A Scottish visa would allow Scotland to “attract and retain people with the skills and attributes we need for our communities and economy to flourish”, Sturgeon noted.
The paper criticises the UK government for its reaction to the 2014 investigation into TOEIC exam fraud.
The “overreaction” to the TOEIC investigation resulted in 35,870 visas being revoked.
Although around 3,700 people accused of cheating have won appeals, an estimated 11,400 people caught up in the scandal have subsequently left the UK, the paper noted.
The House of Commons Committee of Public Accounts highlighted the design of the Tier 4 visa system left it open to large-scale abuse, according to the policy paper.
“The UK government rushed to penalise students without establishing whether it had reliable evidence of cheating and that it has not acted to put right these wrongs,” it stated.
While welcoming the UK’s new post-study work visa, the policy paper suggests that the UK government brings forward the “long overdue” step so that students in the UK due to graduate next summer can also benefit.
The paper also raised concerns around e-gates for short-term students.
Although the “positive step” of permitting visitors from certain countries to use e-gates, the change has “created a potential issue for students coming for short-term courses of study being issued with the wrong visa if they do not speak to a Border Force officer on arrival”.
The paper states that the UK government should consider removing short-term visas and permit study on short courses under standard visitor rules.
Director of Universities Scotland, Alastair Sim, noted that the attraction of talent to Scotland was “central to our nation’s success, and the success of our universities”.
“Our universities have always been international and open to talent of all backgrounds”
“We welcome this thoughtful contribution from the Scottish government on how migration can and does contribute to Scotland’s success,” he added.
“We are pleased to see mention of the unnecessary administrative burdens currently placed on our members as well as what could be achieved with the reintroduction of the post-study work visa.
“Our universities have always been international and open to talent of all backgrounds.

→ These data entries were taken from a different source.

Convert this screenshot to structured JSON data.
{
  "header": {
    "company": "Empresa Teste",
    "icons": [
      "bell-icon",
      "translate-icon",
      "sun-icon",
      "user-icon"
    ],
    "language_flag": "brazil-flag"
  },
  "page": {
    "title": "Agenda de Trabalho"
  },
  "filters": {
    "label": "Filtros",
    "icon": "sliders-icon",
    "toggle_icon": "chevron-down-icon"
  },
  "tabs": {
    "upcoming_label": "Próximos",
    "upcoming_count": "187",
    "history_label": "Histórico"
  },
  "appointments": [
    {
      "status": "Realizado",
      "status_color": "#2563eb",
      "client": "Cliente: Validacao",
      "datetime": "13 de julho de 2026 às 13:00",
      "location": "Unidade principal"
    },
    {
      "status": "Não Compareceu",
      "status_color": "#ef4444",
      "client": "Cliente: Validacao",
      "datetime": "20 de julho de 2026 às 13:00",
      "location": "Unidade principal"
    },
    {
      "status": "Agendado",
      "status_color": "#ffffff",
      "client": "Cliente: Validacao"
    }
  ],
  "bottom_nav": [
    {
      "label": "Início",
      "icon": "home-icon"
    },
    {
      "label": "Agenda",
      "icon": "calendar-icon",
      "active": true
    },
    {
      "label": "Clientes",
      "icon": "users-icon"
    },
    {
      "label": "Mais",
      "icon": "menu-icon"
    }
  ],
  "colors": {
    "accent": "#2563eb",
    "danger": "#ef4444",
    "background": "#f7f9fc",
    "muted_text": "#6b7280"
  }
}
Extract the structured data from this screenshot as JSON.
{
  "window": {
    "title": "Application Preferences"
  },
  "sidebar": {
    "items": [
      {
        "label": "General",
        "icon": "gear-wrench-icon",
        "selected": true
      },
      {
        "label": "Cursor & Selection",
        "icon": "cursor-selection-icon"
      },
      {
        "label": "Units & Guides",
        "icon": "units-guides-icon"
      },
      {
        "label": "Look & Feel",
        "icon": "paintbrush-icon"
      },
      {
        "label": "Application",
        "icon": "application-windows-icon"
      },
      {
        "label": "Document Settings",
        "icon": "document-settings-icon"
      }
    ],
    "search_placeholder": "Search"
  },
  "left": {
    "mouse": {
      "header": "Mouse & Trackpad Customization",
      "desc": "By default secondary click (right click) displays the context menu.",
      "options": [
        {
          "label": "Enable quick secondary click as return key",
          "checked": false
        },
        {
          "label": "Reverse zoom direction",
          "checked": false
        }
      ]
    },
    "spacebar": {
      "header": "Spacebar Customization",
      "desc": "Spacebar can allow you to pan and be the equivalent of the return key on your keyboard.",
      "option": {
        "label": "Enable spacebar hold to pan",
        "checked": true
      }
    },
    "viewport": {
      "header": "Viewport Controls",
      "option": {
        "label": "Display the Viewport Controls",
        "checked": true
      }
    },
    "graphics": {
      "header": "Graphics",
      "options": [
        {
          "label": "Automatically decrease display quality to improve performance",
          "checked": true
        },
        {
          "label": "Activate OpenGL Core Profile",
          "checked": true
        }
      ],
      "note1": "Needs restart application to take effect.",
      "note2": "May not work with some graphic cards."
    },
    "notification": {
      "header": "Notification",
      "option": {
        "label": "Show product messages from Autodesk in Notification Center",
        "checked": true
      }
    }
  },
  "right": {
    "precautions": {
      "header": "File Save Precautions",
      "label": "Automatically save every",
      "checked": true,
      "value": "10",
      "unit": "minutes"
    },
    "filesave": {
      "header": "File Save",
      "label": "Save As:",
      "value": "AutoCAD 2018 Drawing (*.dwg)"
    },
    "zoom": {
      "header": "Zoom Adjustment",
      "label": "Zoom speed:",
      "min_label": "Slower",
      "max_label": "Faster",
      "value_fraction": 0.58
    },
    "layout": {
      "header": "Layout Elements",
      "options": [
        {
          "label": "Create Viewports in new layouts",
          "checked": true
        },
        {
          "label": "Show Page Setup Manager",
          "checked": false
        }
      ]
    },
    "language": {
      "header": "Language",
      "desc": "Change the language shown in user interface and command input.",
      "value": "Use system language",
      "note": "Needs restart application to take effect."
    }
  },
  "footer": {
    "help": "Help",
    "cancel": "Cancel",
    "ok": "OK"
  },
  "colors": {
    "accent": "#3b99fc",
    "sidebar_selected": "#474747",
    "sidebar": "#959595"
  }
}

We hope the UK Government will give this paper serious consideration and reflect on what actions it can take in its immigration policy to allow Scotland’s universities to draw international talent to our nation,” Sim concluded.
On January 27, the UK government announced a Global Talent visa, as it gears up to introduce an Australian-style points-based system at a later date.
However, immigration will remain “a reserved matter”, a Home Office spokesperson said.
“The UK government will introduce a points-based immigration system that works in the interests of the whole of the UK, including Scotland.”